Is this business priority just ‘pie in the sky’?


I saw a fascinating discussion forum at the Independent Hotel Show at Olympia last week.

It was called ‘Smart Distribution in the Data Revolution’. It was very capably chaired by Carl Weldon of HOSPA; he challenged the panel on how to optimise revenue and build loyalty from the overwhelming tsunamis of data created by the wibbly-wobbly-web, technology and marketing.

Each member of the panel actively deprioritised the fear and pain of drowning in data with poignant lifesaving tips and guidance exemplified below.

Firstly however let me share with you my frustration and the reason for this post. I didn’t get chance to share what I believe is a really important question that evolved right at the end of the session from the discussion and brilliant points they all made, some key ones being:

  • Bringing together disparate data silos – Ally Dombey
  • Knowing who the customer is – Ally Dombey
  • OTAs to the rescue! – offloading spare occupancy – Ally Dombey
  • Never mind the big data, it’s the small data that is crucial – Luis del Olmo
  • The essence of business is the customer – Luis del Olmo
  • Don’t focus on the data, focus on the outcomes – Tim Unwin
  • Crucial is clarity of knowing where you want the business to go – data is the servant – Michael Heyward
  • Revenue Management has to dovetail with Sales, Marketing, Ops, Front desk, Banqueting etc etc – Michael Heyward.

The question that therefore evolved which I didn’t have chance to share with the audience because Carl had to close the session promptly is this… if you really want to put the customer, guest or consumer at the heart of the business, if you really want to treat people/customers how they want to be treated (not how you think they want to be treated, whether Revenue, Sales, Marketing, Ops management) HOW DO YOU GET THE KNOWLEDGE ON THESE PEOPLE?

… amplifying further, what is the tiny data that matters, how do you find out the emotional triggers that enable you to impress, influence and motivate customers better than the competition.
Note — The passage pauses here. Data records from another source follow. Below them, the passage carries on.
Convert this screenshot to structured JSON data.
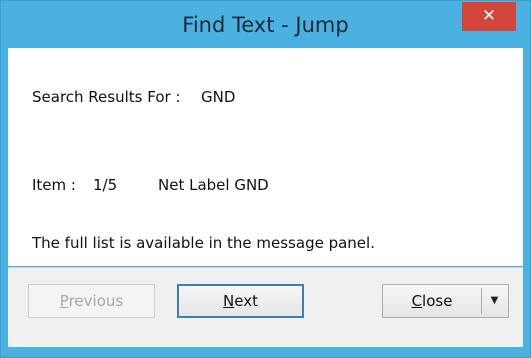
{
  "window": {
    "title": "Find Text - Jump",
    "close_glyph": "✕"
  },
  "content": {
    "search_label": "Search Results For :",
    "search_term": "GND",
    "item_label": "Item :",
    "item_position": "1/5",
    "item_description": "Net Label GND",
    "info_text": "The full list is available in the message panel."
  },
  "buttons": {
    "previous": {
      "mnemonic": "P",
      "rest": "revious",
      "enabled": false
    },
    "next": {
      "mnemonic": "N",
      "rest": "ext",
      "enabled": true,
      "default": true
    },
    "close": {
      "mnemonic": "C",
      "rest": "lose",
      "enabled": true
    },
    "close_dropdown_glyph": "▼"
  },
  "icons": {
    "title_close": "close-icon",
    "dropdown": "chevron-down-icon"
  },
  "colors": {
    "titlebar": "#4bb1e0",
    "close_button": "#d4463a",
    "default_button_border": "#3c7fb1"
  }
}
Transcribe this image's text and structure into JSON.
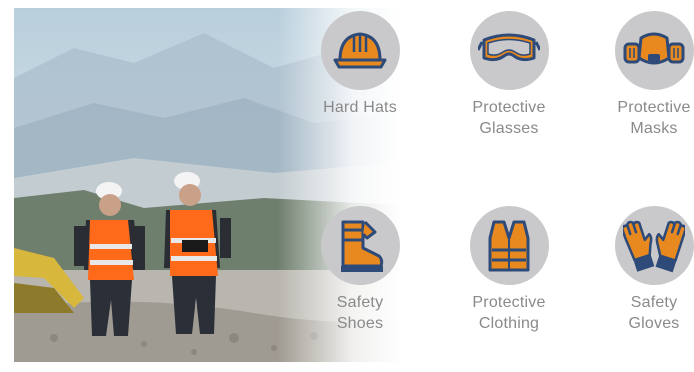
{
  "colors": {
    "icon_fill": "#e8891f",
    "icon_stroke": "#2d4a79",
    "circle": "#c9c9cb",
    "label": "#8a8a8a"
  },
  "photo": {
    "icon": "construction-workers-photo"
  },
  "items": [
    {
      "icon": "hard-hat-icon",
      "line1": "Hard Hats",
      "line2": ""
    },
    {
      "icon": "protective-glasses-icon",
      "line1": "Protective",
      "line2": "Glasses"
    },
    {
      "icon": "gas-mask-icon",
      "line1": "Protective",
      "line2": "Masks"
    },
    {
      "icon": "safety-boot-icon",
      "line1": "Safety",
      "line2": "Shoes"
    },
    {
      "icon": "safety-vest-icon",
      "line1": "Protective",
      "line2": "Clothing"
    },
    {
      "icon": "gloves-icon",
      "line1": "Safety",
      "line2": "Gloves"
    }
  ]
}
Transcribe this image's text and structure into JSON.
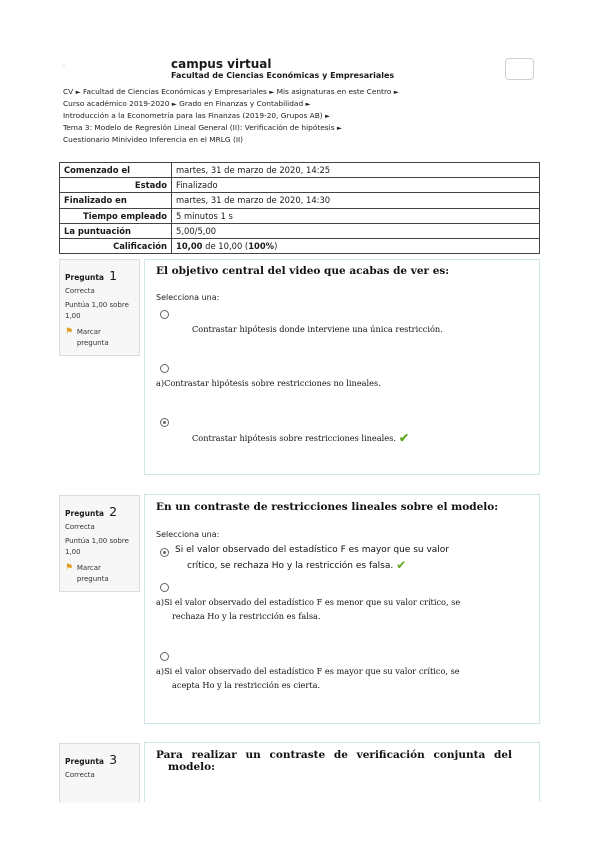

And be able to keep doing it.

Obviously there are some crucial strategies and techniques that do this, cerebral and technological, whatever the size of the business.

As a taster, the advice the panellists all shared suggests a process and attitude which I’ve started to describe in the signature visual.

I’d be interested in people’s thoughts, nuggets and contributions in the interests of sharing best practice, as it might be obvious to data and crm specialists but not to other business folk.

So any company that doesn’t vigorously pursue this vision can only ever pay lip service to ‘customercentricity’ (hate that word) nirvana and never really treat their customers how they want to be treated.